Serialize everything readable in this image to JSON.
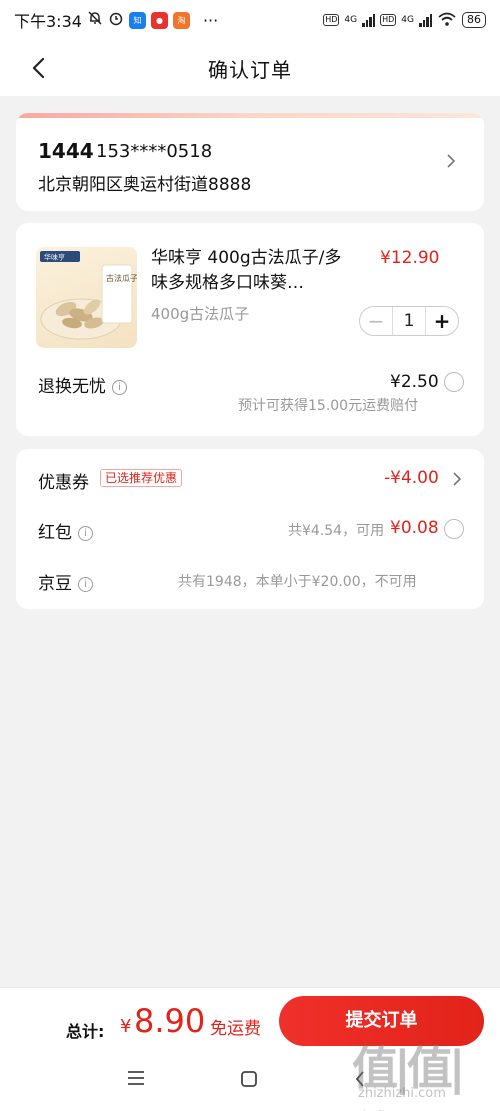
{
  "status_bar": {
    "time": "下午3:34",
    "app_icons": [
      "bell-off-icon",
      "alarm-icon",
      "zhihu-app-icon",
      "app-icon-red",
      "taobao-app-icon"
    ],
    "more": "···",
    "network": "4G",
    "battery": "86"
  },
  "header": {
    "title": "确认订单"
  },
  "address": {
    "name": "1444",
    "phone": "153****0518",
    "line": "北京朝阳区奥运村街道8888"
  },
  "product": {
    "title": "华味亨 400g古法瓜子/多味多规格多口味葵…",
    "price": "¥12.90",
    "spec": "400g古法瓜子",
    "quantity": "1",
    "image_brand": "华味亨",
    "image_label": "古法瓜子"
  },
  "service": {
    "label": "退换无忧",
    "price": "¥2.50",
    "note": "预计可获得15.00元运费赔付"
  },
  "coupon": {
    "label": "优惠券",
    "badge": "已选推荐优惠",
    "value": "-¥4.00"
  },
  "redpacket": {
    "label": "红包",
    "info": "共¥4.54，可用",
    "value": "¥0.08"
  },
  "jingdou": {
    "label": "京豆",
    "info": "共有1948，本单小于¥20.00，不可用"
  },
  "footer": {
    "total_label": "总计:",
    "currency": "¥",
    "total_value": "8.90",
    "free_shipping": "免运费",
    "submit_label": "提交订单"
  },
  "watermark": {
    "main": "值|值|值",
    "sub": "zhizhizhi.com"
  },
  "colors": {
    "accent": "#e2231a",
    "background": "#f2f2f2"
  }
}
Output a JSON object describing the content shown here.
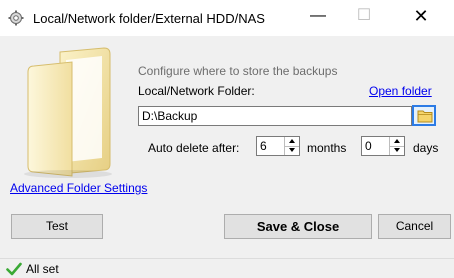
{
  "window": {
    "title": "Local/Network folder/External HDD/NAS",
    "minimize_glyph": "—",
    "maximize_glyph": "☐",
    "close_glyph": "✕",
    "app_icon": "gear-icon"
  },
  "form": {
    "hint": "Configure where to store the backups",
    "folder_label": "Local/Network Folder:",
    "open_folder_link": "Open folder",
    "path_value": "D:\\Backup",
    "browse_icon": "folder-icon",
    "auto_delete_label": "Auto delete after:",
    "months_value": "6",
    "months_label": "months",
    "days_value": "0",
    "days_label": "days",
    "advanced_link": "Advanced Folder Settings"
  },
  "buttons": {
    "test": "Test",
    "save_close": "Save & Close",
    "cancel": "Cancel"
  },
  "status": {
    "icon": "checkmark-icon",
    "text": "All set",
    "accent_color": "#3aa935"
  },
  "colors": {
    "link": "#0000ee",
    "focus_border": "#2c7be5"
  }
}
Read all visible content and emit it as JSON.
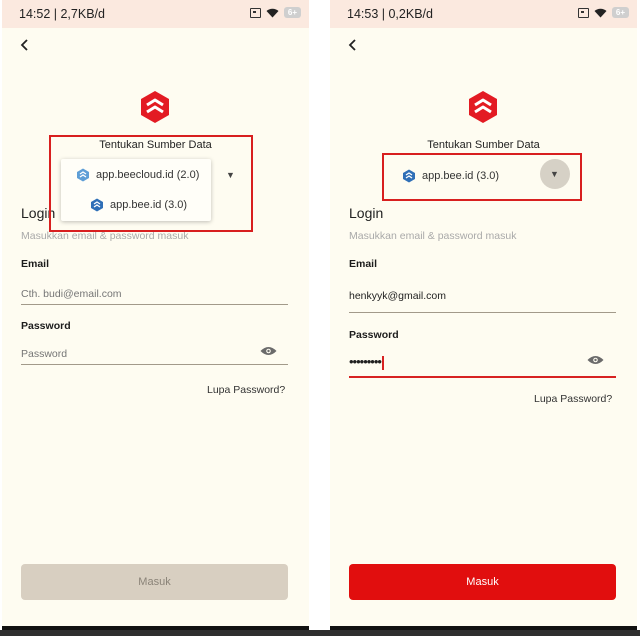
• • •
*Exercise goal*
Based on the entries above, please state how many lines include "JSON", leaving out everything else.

*Final answer*
3